[The problem]
Please report how many lines in the records below contain the word "data", giving only that number.
===
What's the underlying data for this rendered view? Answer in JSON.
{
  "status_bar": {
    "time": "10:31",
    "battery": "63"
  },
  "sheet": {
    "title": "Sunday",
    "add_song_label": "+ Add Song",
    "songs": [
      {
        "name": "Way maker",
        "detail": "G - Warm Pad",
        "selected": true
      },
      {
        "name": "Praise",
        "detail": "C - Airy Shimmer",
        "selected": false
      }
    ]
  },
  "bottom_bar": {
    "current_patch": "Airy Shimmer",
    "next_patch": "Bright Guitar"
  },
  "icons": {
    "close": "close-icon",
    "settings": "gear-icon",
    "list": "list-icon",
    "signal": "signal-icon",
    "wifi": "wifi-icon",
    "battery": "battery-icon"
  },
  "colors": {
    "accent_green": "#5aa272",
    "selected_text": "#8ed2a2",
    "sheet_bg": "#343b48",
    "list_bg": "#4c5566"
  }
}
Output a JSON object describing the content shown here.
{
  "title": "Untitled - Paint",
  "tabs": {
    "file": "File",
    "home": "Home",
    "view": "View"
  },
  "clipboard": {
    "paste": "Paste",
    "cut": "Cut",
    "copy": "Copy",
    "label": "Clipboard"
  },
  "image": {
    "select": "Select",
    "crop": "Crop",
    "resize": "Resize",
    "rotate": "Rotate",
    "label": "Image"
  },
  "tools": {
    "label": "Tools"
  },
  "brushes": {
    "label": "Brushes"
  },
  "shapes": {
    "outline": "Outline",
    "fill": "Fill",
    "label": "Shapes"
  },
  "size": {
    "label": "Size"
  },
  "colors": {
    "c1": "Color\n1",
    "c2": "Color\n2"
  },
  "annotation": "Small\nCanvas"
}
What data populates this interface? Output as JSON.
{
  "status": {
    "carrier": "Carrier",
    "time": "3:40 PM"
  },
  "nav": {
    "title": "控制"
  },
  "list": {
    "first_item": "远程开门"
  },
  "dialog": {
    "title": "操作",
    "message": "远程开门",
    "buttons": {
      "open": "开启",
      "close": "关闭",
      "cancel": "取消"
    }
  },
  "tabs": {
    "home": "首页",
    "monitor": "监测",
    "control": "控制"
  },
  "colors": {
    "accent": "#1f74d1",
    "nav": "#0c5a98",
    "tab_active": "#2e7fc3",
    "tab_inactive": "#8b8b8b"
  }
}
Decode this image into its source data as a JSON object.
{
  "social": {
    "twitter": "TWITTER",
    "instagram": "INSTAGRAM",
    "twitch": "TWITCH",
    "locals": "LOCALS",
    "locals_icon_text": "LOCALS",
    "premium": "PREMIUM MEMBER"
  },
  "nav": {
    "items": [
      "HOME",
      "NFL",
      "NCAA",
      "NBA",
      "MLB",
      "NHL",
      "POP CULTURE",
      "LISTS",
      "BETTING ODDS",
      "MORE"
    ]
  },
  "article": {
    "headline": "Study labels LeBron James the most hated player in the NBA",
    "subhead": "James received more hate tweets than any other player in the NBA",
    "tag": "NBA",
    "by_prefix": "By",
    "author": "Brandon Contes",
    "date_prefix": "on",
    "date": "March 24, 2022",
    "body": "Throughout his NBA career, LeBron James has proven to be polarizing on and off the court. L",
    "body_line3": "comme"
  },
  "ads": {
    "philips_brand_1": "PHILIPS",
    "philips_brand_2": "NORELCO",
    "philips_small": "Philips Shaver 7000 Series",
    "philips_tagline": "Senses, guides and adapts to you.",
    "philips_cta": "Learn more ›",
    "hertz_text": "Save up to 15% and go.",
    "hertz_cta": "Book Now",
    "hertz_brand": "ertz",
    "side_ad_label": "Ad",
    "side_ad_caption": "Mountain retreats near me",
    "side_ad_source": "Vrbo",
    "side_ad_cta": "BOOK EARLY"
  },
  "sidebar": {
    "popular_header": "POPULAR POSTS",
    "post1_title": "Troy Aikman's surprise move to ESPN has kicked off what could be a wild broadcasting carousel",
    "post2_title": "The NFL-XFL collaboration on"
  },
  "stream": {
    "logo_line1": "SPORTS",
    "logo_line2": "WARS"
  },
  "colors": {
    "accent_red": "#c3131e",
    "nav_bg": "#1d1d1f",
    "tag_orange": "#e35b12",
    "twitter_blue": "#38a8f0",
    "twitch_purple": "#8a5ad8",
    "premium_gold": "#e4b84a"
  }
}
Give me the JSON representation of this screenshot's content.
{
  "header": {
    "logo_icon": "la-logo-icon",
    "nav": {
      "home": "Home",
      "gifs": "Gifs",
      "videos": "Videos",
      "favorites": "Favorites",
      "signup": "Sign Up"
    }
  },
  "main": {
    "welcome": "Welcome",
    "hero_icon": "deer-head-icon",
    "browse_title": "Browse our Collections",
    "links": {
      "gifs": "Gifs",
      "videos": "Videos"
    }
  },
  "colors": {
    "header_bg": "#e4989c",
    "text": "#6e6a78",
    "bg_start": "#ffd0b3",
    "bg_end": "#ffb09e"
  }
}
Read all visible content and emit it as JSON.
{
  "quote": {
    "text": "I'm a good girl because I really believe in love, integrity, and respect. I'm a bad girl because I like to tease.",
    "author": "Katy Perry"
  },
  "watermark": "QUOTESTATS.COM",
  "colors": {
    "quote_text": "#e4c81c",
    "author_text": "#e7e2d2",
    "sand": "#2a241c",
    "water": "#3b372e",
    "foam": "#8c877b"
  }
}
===
[Your response]
3